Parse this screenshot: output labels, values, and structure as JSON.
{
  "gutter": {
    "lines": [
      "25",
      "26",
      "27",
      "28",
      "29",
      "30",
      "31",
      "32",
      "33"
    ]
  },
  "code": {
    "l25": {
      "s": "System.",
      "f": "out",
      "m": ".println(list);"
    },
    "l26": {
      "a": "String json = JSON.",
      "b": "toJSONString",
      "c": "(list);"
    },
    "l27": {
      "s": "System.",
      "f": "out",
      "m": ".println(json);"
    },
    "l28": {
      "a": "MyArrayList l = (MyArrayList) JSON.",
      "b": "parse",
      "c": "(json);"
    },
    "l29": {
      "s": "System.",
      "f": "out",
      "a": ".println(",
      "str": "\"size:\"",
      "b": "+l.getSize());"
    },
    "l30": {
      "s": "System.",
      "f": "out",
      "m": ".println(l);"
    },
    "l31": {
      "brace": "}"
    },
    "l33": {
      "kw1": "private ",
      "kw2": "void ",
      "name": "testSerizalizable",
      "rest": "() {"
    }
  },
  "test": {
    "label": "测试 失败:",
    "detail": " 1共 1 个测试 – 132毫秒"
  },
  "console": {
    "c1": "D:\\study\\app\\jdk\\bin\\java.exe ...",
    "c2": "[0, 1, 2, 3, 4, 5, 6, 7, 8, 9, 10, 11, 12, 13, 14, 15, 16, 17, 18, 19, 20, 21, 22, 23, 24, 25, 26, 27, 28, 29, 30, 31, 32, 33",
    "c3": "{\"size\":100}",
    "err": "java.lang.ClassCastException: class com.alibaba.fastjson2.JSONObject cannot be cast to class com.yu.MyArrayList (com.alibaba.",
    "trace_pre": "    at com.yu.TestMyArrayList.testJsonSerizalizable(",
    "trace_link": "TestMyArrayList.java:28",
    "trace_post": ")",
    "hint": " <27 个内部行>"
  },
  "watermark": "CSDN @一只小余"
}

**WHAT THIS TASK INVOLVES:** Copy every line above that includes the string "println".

**ANSWER FOR THIS EXERCISE:**
      "m": ".println(list);"
      "m": ".println(json);"
      "a": ".println(",
      "m": ".println(l);"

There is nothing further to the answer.